■ Interface dataset entries
*** Begin section ***
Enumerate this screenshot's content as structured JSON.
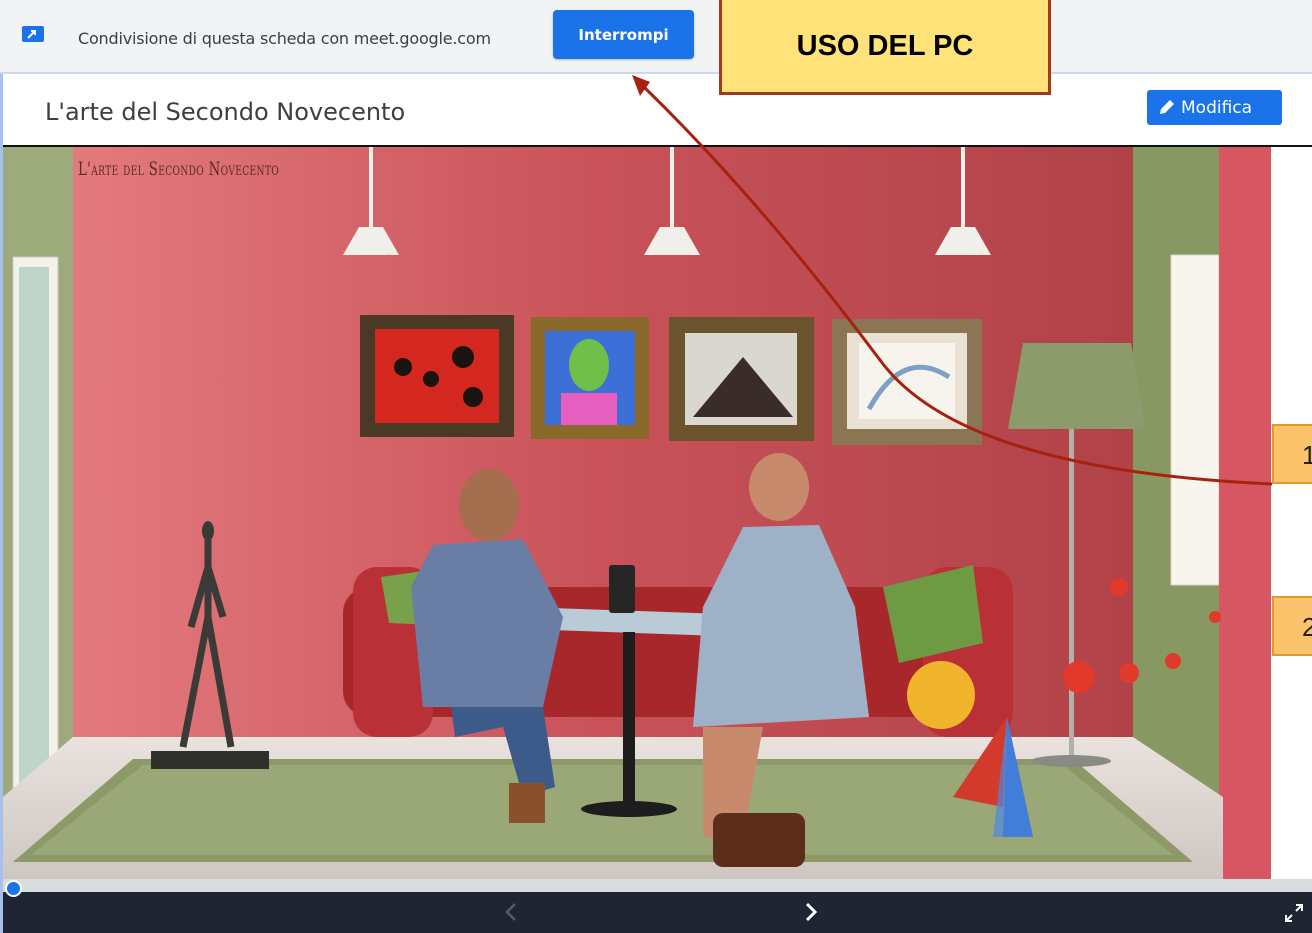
{
  "sharebar": {
    "message": "Condivisione di questa scheda con meet.google.com",
    "stop_label": "Interrompi"
  },
  "callouts": {
    "top_label": "USO DEL PC",
    "side_1": "1",
    "side_2": "2"
  },
  "presentation": {
    "title": "L'arte del Secondo Novecento",
    "edit_label": "Modifica",
    "slide_heading": "L'arte del Secondo Novecento"
  },
  "colors": {
    "accent": "#1a73e8",
    "callout_fill": "#ffe27a",
    "callout_border": "#a23a1c",
    "wall": "#c2525b",
    "controls_bg": "#1f2532"
  },
  "icons": {
    "share": "screen-share-icon",
    "edit": "pencil-icon",
    "prev": "chevron-left-icon",
    "next": "chevron-right-icon",
    "fullscreen": "fullscreen-icon"
  }
}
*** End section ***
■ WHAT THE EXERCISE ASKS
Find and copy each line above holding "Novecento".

■ WRITTEN RESPONSE
    "title": "L'arte del Secondo Novecento",
    "slide_heading": "L'arte del Secondo Novecento"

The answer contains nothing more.